In the less frequent cancers there have been some dramatic results presented at this meeting today. Two years ago at ASCO it was melanoma all over the headlines, well melanoma is certainly hitting the newspapers again in this year. A couple of years back it was ipilimumab and this year it’s the PD1 or the PDL1 inhibitors and they really are very, very exciting indeed. Stick, first of all, with ipilimumab; interestingly that having shown such spectacular success in metastatic melanoma it has been moved up front as an adjuvant in resectable melanoma and it looks as if it’s a good idea, it looks as if there’s some significant, at least, progression free survival data coming through. Then turn to the new PD1 inhibitors and there’s one with a ridiculously long name, pembrolizumab or something like that, but its original number was MK3475. The new name, I think, was just announced at ASCO and this drug is a single agent showing really impressive responses, 40, 50, 60% responses, in advanced metastatic melanoma. Ahead of it is nivolumab which showed the same sort of profile, maybe not quite so impressive, but impressive enough to be put into combination with ipilimumab and that looks very promising indeed which confirms the notion that these two sets of drugs, the ipilimumab category of drugs and the PD1 checkpoint inhibitor drugs, are indeed hitting different targets and therefore maybe complimentary in combination. That looks like what it is, we’re getting not just good response rates, above the 50%, but we’re getting durable response rates out to a couple of years and beyond that. So that’s really good news for melanoma.
Then take the leukaemia situation, an interesting couple of papers that hit the plenary sessions, one on CLL where ibrutinib, which is a Bruton’s tyrosine kinase inhibitor, has been shown to be better than standard treatment in aggressive relapsed resistant CLL.
In another less common disease, but very similar in terms of the pathogenesis and it may be that one leads to the other, is mantle cell lymphoma and in mantle cell lymphoma there’s been an interesting change of cocktails, if you like, reflecting the fact that bortezomib is, indeed, a very effective drug and quite a safe drug in these patients who have a median age of 70-ish. This was a randomised trial which compared the standard, which is rituximab-CHOP, with a cocktail which is switching the vincristine for bortezomib and showing superiority for the bortezomib regime. Good news for mantle cell lymphoma patients, although they’re few in number, and it’s quite likely that this sort of new cocktail will go on to show efficacy in the other B-lymphocyte lymphoid neoplasms which, of course, are more numerous.
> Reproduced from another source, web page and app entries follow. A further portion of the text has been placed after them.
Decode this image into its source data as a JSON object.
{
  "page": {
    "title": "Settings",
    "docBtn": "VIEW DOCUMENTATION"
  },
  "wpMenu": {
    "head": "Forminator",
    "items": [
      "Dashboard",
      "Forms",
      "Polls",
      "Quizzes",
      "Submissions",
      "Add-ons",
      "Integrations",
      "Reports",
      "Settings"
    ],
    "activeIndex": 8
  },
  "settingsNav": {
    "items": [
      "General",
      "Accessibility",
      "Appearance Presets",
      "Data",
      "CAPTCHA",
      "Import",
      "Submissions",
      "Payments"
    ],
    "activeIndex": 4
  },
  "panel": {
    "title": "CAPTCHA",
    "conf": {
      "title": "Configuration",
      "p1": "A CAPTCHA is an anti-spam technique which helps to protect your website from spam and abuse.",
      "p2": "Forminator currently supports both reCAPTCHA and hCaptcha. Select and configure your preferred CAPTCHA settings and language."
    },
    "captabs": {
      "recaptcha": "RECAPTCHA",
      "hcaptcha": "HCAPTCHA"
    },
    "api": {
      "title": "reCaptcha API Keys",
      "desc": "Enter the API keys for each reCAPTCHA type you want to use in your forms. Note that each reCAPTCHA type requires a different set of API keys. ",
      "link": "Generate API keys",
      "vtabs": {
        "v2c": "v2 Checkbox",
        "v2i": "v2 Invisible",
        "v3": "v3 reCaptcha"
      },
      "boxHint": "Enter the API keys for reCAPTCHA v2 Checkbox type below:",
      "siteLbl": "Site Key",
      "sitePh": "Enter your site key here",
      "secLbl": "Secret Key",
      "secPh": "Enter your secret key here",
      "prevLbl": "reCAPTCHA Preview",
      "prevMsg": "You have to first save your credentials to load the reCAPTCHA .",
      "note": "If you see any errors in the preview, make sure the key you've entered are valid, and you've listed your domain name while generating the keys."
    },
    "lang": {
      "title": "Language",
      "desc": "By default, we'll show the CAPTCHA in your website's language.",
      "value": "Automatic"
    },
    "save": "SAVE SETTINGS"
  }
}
Lastly a very rare cancer, at least in the medical oncology practice, and that’s thyroid cancer, frequently taken care of by the radiation medicine divisions or nuclear medicine divisions in hospitals because, of course, most of these thyroid cancers, even when metastatic, respond very nicely to injections of radioactive iodine. For patients who are in the minority who are resistant to radio-iodine or to the subsequent drugs which are mostly not very effective, cytotoxic drugs in particular, there is a new drug which was reported by the Gustave Roussy team in France and this is lenvatinib. This was a randomised trial of lenvatinib versus standard care and there was a dramatic improvement in all the outcomes measured, response rates over the 50% mark versus 5-10% mark and progression free survival 2-3 years versus less than six months. So although it’s a small niche cancer it’s very important that this targeted drug can indeed produce quite impressive anti-cancer responses.
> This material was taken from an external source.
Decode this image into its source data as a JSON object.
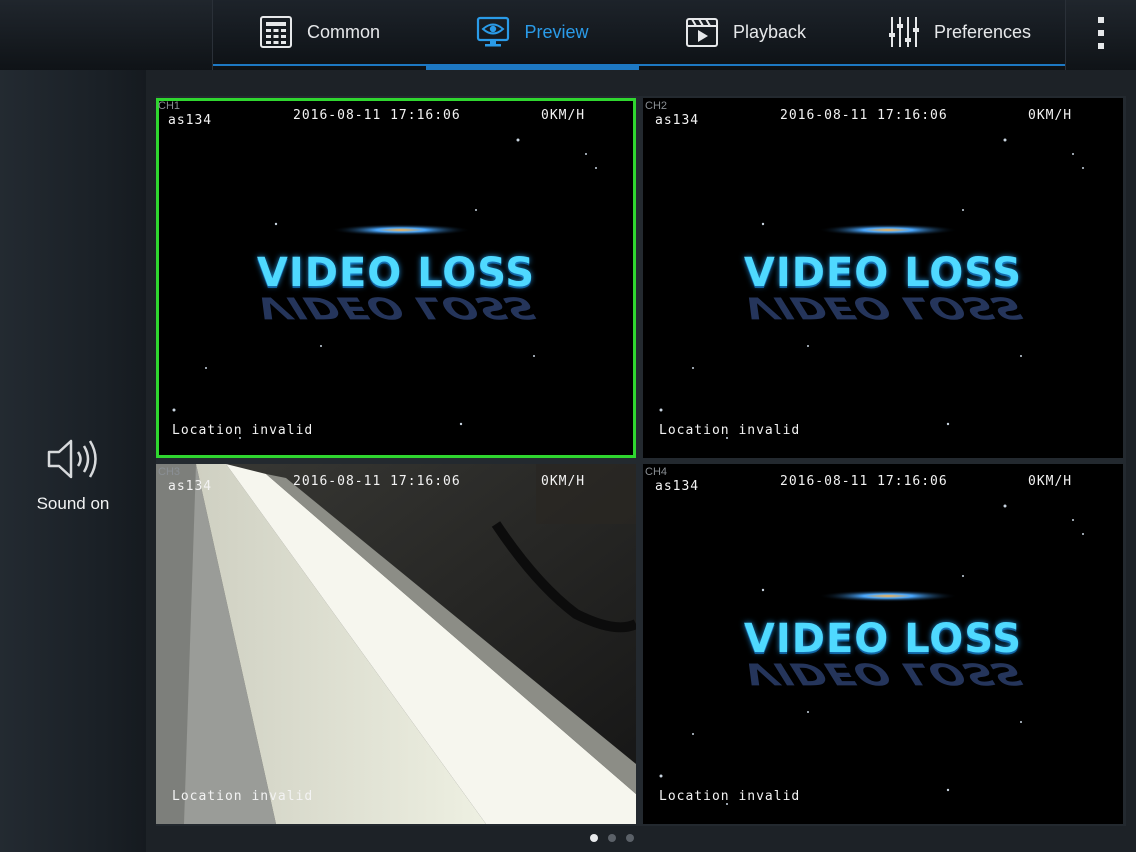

For the rest of ASCO, and for those of us not practising in the United States, there was a lot of political stuff about funding and about guidelines and so on. But even for those of us who were not involved with the domestic discussions this was a very rewarding ASCO and we look forward very much to 2015 when a number of these really exciting antibodies in particular and small molecules will be shown, I suspect, to produce serious survival improvements for patients with cancer.
Thanks very much indeed.